In Washington, Congress is drawing up legislation that will set the nation's farm policy for the next 10 years. Environmentalists and small farm advocates are pushing for a more environmentally-friendly farm bill. They suffered a setback in early October, when the U.S. House of Representatives narrowly defeated a "green" amendment that would have shifted billions of dollars into conservation programs - at the expense of traditional crop subsidies. Now, advocates of change have turned their attention to the Senate, where they'e hoping to take advantage of mounting criticism of current farm policy.
Traditional subsidy programs reward farmers who grow corn, wheat, and other commodity crops. But they leave farmers like Dave Serfling out in the cold.
Serfling plants his 350 acres in southeast Minnesota with a careful mixture of alfalfa and other pasture crops, and a minimum of corn. His crop rotation protects the hilly soil from erosion, and provides food and bedding for his livestock. He raises beef cattle on pasture. His pigs live in the open air, not in huge confinement barns.
"All the pigs are raised on straw or grass, so you don't have near the smell," says Serfling. "Those are the sows and the boars on this lot, getting exercise and eating grass, what little grass is left now."
Small, diversified, environmentally-friendly farms like Serfling's are the kind the public pictures when they think about saving family farms. But they receive scant subsidies from the federal government.
So as Serfling drives through the countryside, he passes pasture after pasture that's been plowed up and planted in rows of corn and soybeans. Serfling says the environmental consequences are plain to see.
"The last two years we've had heavy rains here, and every farmer knows how bad the erosion has been on the corn-soybean rotation fields. There's no hiding it out there," he says.
Serfling and other small farm advocates are pushing for an alternative subsidy plan. It would base farmers' payments not on the volume of crops they grow, but on whether they practice good soil stewardship. Serfling calls it a "huge shift" toward a government policy that rewards environmentally sustainable farms.
"We think there are so many benefits of having that type of agriculture in the U.S., that we don't want to see it totally gone without a fight," says Serfling.

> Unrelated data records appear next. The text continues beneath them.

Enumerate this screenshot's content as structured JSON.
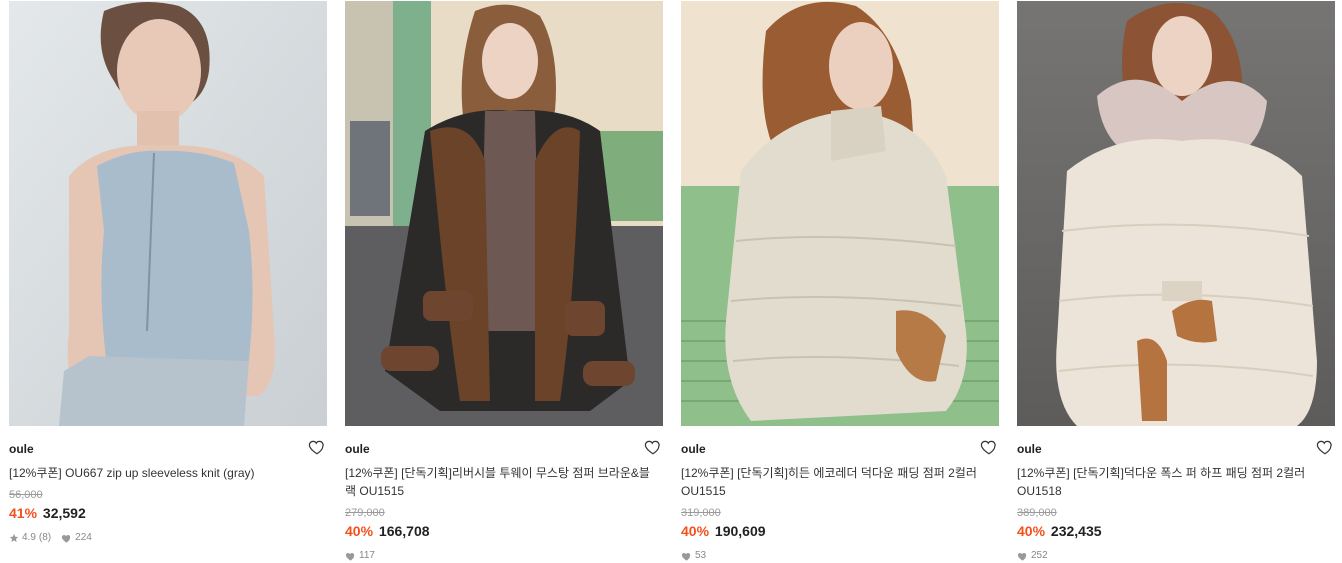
{
  "products": [
    {
      "brand": "oule",
      "title": "[12%쿠폰] OU667 zip up sleeveless knit (gray)",
      "original_price": "56,000",
      "discount": "41%",
      "price": "32,592",
      "rating": "4.9",
      "reviews": "(8)",
      "likes": "224"
    },
    {
      "brand": "oule",
      "title": "[12%쿠폰] [단독기획]리버시블 투웨이 무스탕 점퍼 브라운&블랙 OU1515",
      "original_price": "279,000",
      "discount": "40%",
      "price": "166,708",
      "likes": "117"
    },
    {
      "brand": "oule",
      "title": "[12%쿠폰] [단독기획]히든 에코레더 덕다운 패딩 점퍼 2컬러 OU1515",
      "original_price": "319,000",
      "discount": "40%",
      "price": "190,609",
      "likes": "53"
    },
    {
      "brand": "oule",
      "title": "[12%쿠폰] [단독기획]덕다운 폭스 퍼 하프 패딩 점퍼 2컬러 OU1518",
      "original_price": "389,000",
      "discount": "40%",
      "price": "232,435",
      "likes": "252"
    }
  ],
  "icons": {
    "wishlist": "heart-outline-icon",
    "rating": "star-icon",
    "likes": "heart-filled-icon"
  },
  "colors": {
    "discount": "#f4511e",
    "price": "#222222",
    "original_price": "#9a9a9a",
    "meta": "#888888"
  }
}
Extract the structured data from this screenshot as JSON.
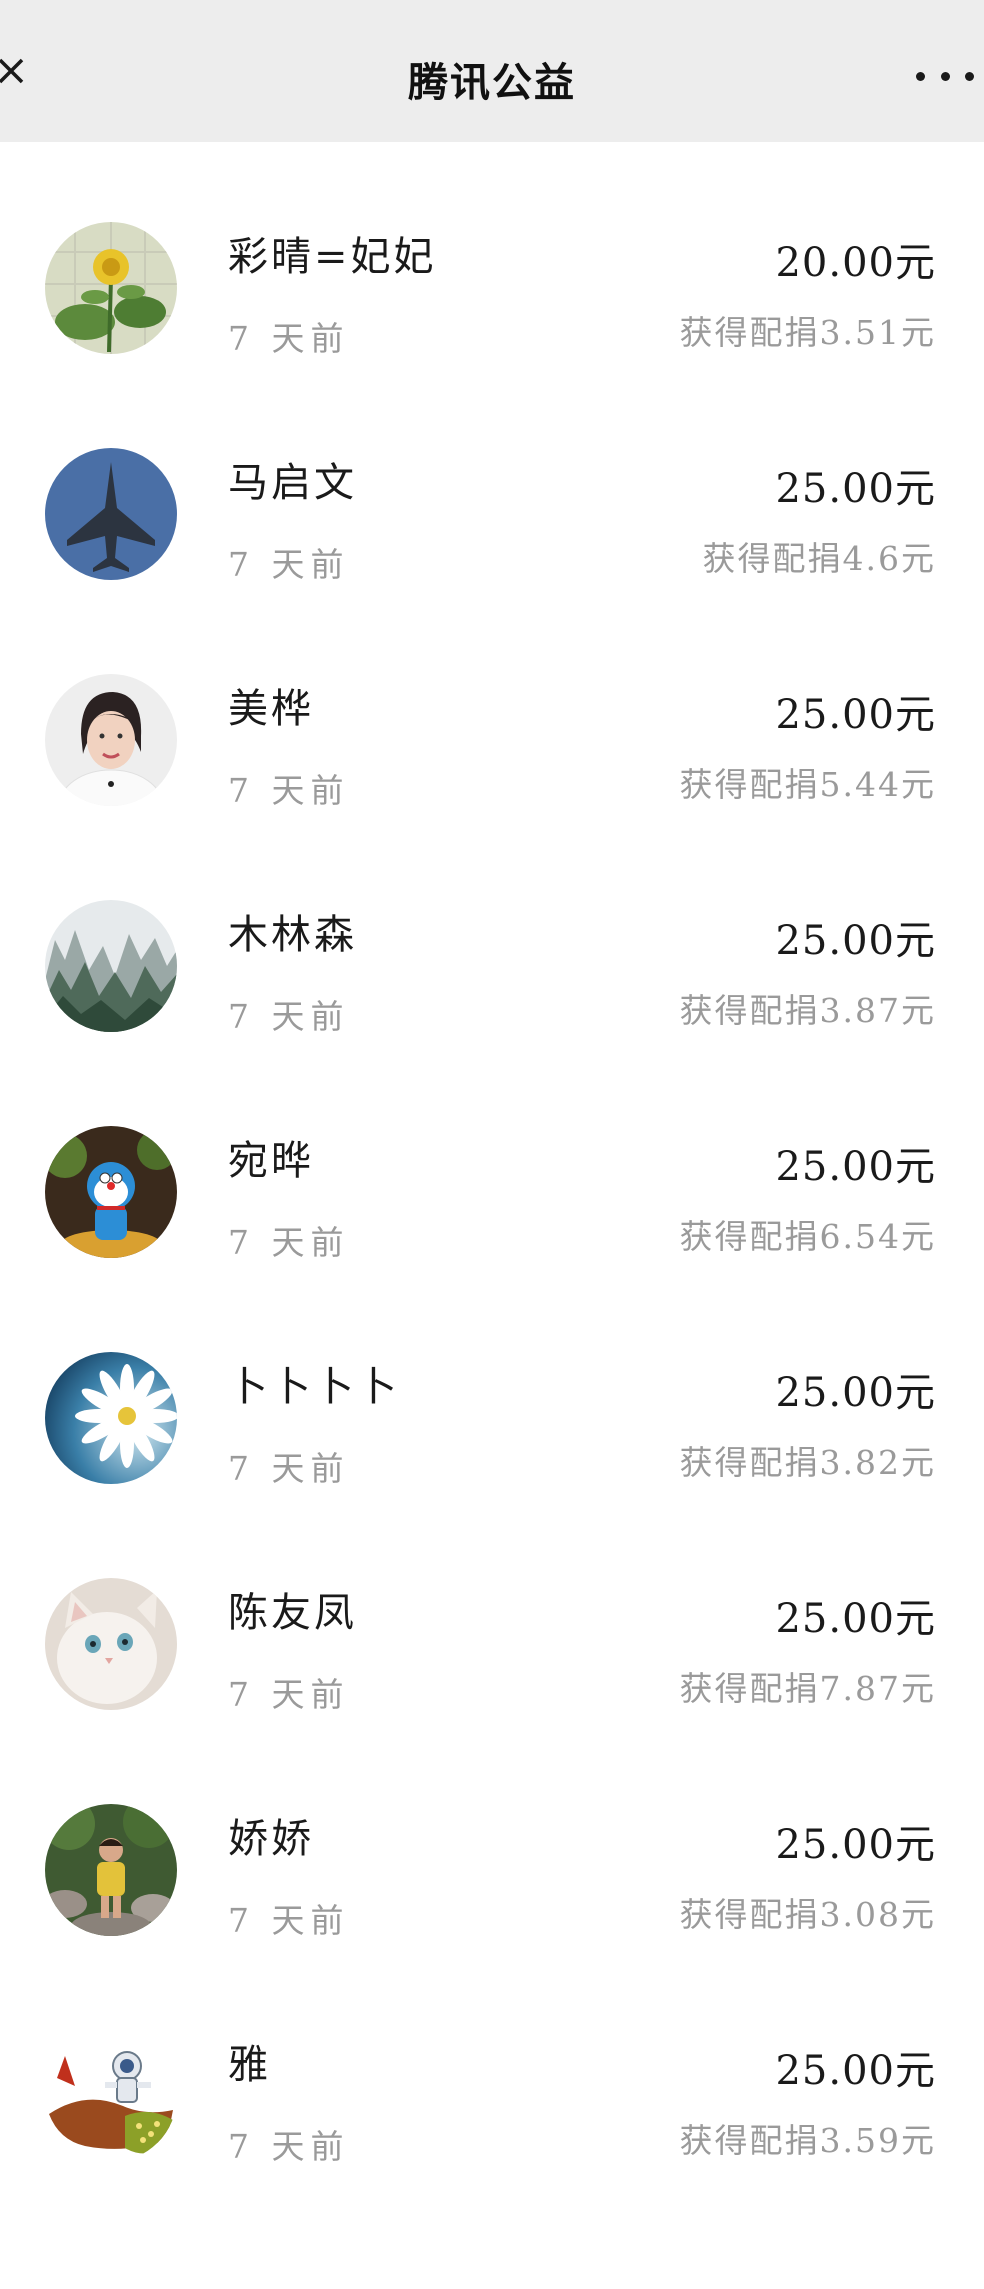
{
  "header": {
    "title": "腾讯公益",
    "close_icon": "close-icon",
    "more_icon": "more-dots-icon"
  },
  "donations": [
    {
      "name": "彩晴=妃妃",
      "time": "7 天前",
      "amount": "20.00元",
      "match": "获得配捐3.51元",
      "avatar": "yellow-flower-avatar"
    },
    {
      "name": "马启文",
      "time": "7 天前",
      "amount": "25.00元",
      "match": "获得配捐4.6元",
      "avatar": "fighter-jet-avatar"
    },
    {
      "name": "美桦",
      "time": "7 天前",
      "amount": "25.00元",
      "match": "获得配捐5.44元",
      "avatar": "woman-portrait-avatar"
    },
    {
      "name": "木林森",
      "time": "7 天前",
      "amount": "25.00元",
      "match": "获得配捐3.87元",
      "avatar": "misty-mountain-avatar"
    },
    {
      "name": "宛晔",
      "time": "7 天前",
      "amount": "25.00元",
      "match": "获得配捐6.54元",
      "avatar": "doraemon-avatar"
    },
    {
      "name": "卜卜卜卜",
      "time": "7 天前",
      "amount": "25.00元",
      "match": "获得配捐3.82元",
      "avatar": "daisy-avatar"
    },
    {
      "name": "陈友凤",
      "time": "7 天前",
      "amount": "25.00元",
      "match": "获得配捐7.87元",
      "avatar": "white-cat-avatar"
    },
    {
      "name": "娇娇",
      "time": "7 天前",
      "amount": "25.00元",
      "match": "获得配捐3.08元",
      "avatar": "child-rocks-avatar"
    },
    {
      "name": "雅",
      "time": "7 天前",
      "amount": "25.00元",
      "match": "获得配捐3.59元",
      "avatar": "astronaut-cartoon-avatar"
    }
  ]
}
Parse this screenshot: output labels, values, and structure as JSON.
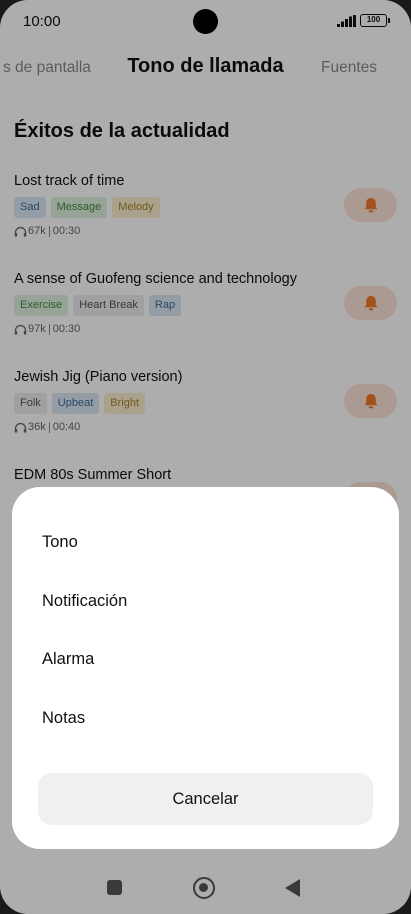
{
  "status_bar": {
    "time": "10:00",
    "battery": "100",
    "icons": [
      "signal-icon",
      "battery-icon"
    ]
  },
  "header": {
    "tab_left": "s de pantalla",
    "title": "Tono de llamada",
    "tab_right": "Fuentes"
  },
  "section": {
    "title": "Éxitos de la actualidad"
  },
  "songs": [
    {
      "title": "Lost track of time",
      "tags": [
        "Sad",
        "Message",
        "Melody"
      ],
      "plays": "67k",
      "duration": "00:30"
    },
    {
      "title": "A sense of Guofeng science and technology",
      "tags": [
        "Exercise",
        "Heart Break",
        "Rap"
      ],
      "plays": "97k",
      "duration": "00:30"
    },
    {
      "title": "Jewish Jig (Piano version)",
      "tags": [
        "Folk",
        "Upbeat",
        "Bright"
      ],
      "plays": "36k",
      "duration": "00:40"
    },
    {
      "title": "EDM 80s Summer Short"
    }
  ],
  "sheet": {
    "options": [
      "Tono",
      "Notificación",
      "Alarma",
      "Notas"
    ],
    "cancel": "Cancelar"
  },
  "colors": {
    "accent": "#f0792a",
    "bell_bg": "#fde3d7",
    "sheet_bg": "#ffffff",
    "overlay": "rgba(0,0,0,0.32)"
  }
}
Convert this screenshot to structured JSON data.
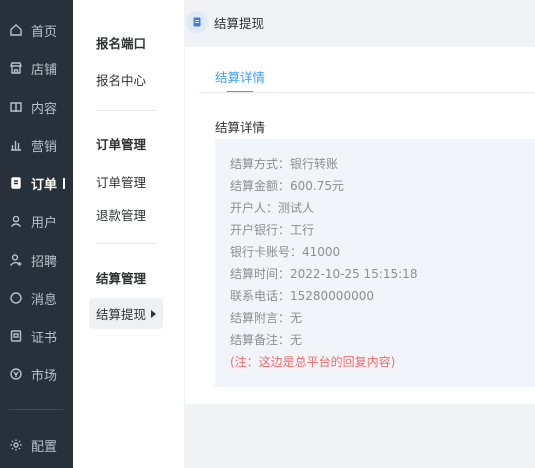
{
  "nav": {
    "items": [
      {
        "label": "首页",
        "icon": "home-icon"
      },
      {
        "label": "店铺",
        "icon": "store-icon"
      },
      {
        "label": "内容",
        "icon": "book-icon"
      },
      {
        "label": "营销",
        "icon": "chart-icon"
      },
      {
        "label": "订单",
        "icon": "order-icon",
        "active": true
      },
      {
        "label": "用户",
        "icon": "user-icon"
      },
      {
        "label": "招聘",
        "icon": "recruit-icon"
      },
      {
        "label": "消息",
        "icon": "message-icon"
      },
      {
        "label": "证书",
        "icon": "certificate-icon"
      },
      {
        "label": "市场",
        "icon": "market-icon"
      }
    ],
    "config": {
      "label": "配置",
      "icon": "gear-icon"
    }
  },
  "submenu": {
    "groups": [
      {
        "heading": "报名端口",
        "items": [
          "报名中心"
        ]
      },
      {
        "heading": "订单管理",
        "items": [
          "订单管理",
          "退款管理"
        ]
      },
      {
        "heading": "结算管理",
        "items": [
          "结算提现"
        ]
      }
    ],
    "active": "结算提现"
  },
  "breadcrumb": {
    "title": "结算提现",
    "icon": "clipboard-icon"
  },
  "card": {
    "tab": "结算详情",
    "section_title": "结算详情",
    "lines": [
      "结算方式：银行转账",
      "结算金额：600.75元",
      "开户人：测试人",
      "开户银行：工行",
      "银行卡账号：41000",
      "结算时间：2022-10-25 15:15:18",
      "联系电话：15280000000",
      "结算附言：无",
      "结算备注：无"
    ],
    "note": "(注：这边是总平台的回复内容)"
  },
  "colors": {
    "rail": "#28303b",
    "accent": "#409eff",
    "note": "#f56c6c"
  }
}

In August, Serfling's local paper, the Fillmore County Journal, ran a front page headline, "Mr. Serfling Goes to Washington." The Senate Agriculture Commitee had called him to testify.
The committee's chairman, Sen. Tom Harkin, D-Iowa, is a strong advocate of a conservation-based approach to farm subsidies. Now he wants to include it in the new farm bill.
Some longtime observers say it's high time for change. Wayne Edgerton, Agricultural Policy Director for the Minnesota Department of Natural Resources, says traditional farm programs often penalize, not reward, good stewardship. He says paying farmers for good conservation practices will mean cleaner water and better wildlife habitat - things the taxpaying public solidly supports.
"With this farm bill, I've never seen conservation discussed more, (compared with) the previous farm bills that I've watched," Edgerton says. "Right now conservation is really in vogue - it's being highly discussed by the Senate, and it's being encouraged by the Bush administration." In September, the administration released a report that recommended shifting money from crop subsidies into conservation.
But some farm groups are leery. Loren Tusa is past president of the Minnesota Corn Growers Association. He's worried about having farmers' payments depend on the government's evaluation of their environmental stewardship.
"We live on the land, we understand that protecting that land and using it to its best possible way is important," says Tusa. "But I'm not so sure that I want to make this whole radical shift into the regular environmental-type payments."
Tusa says instead of a major change in farm policy, he'd like to see more money put into existing conservation programs. Those programs pay farmers to idle environmentally-sensitive land.
"I just really think we understand those programs, we know how to make them work and we can target them toward acres that need to be removed from production," Tusa says.
The U.S. House has already passed its version of the farm bill. The $171 billion House bill contains a modest increase for conservation, but also expands crop subsidy programs. Senate Ag Committee Chairman Harkin announced details of his farm bill proposal last week.
It provides payments of up to $50,000 a year for farmers who use good environmental practices. It makes larger increases in conservation spending than the House bill does, but does not represent as radical a shift toward conservation as some environmental groups had hoped for. It would cost roughly the same as the House bill.
The Bush administration has urged legislators to delay work on the farm bill until next year, but some farm state legislators want quicker action.
They say they fear if the legislation is delayed until next year, less money will be available for farm programs.More from MPR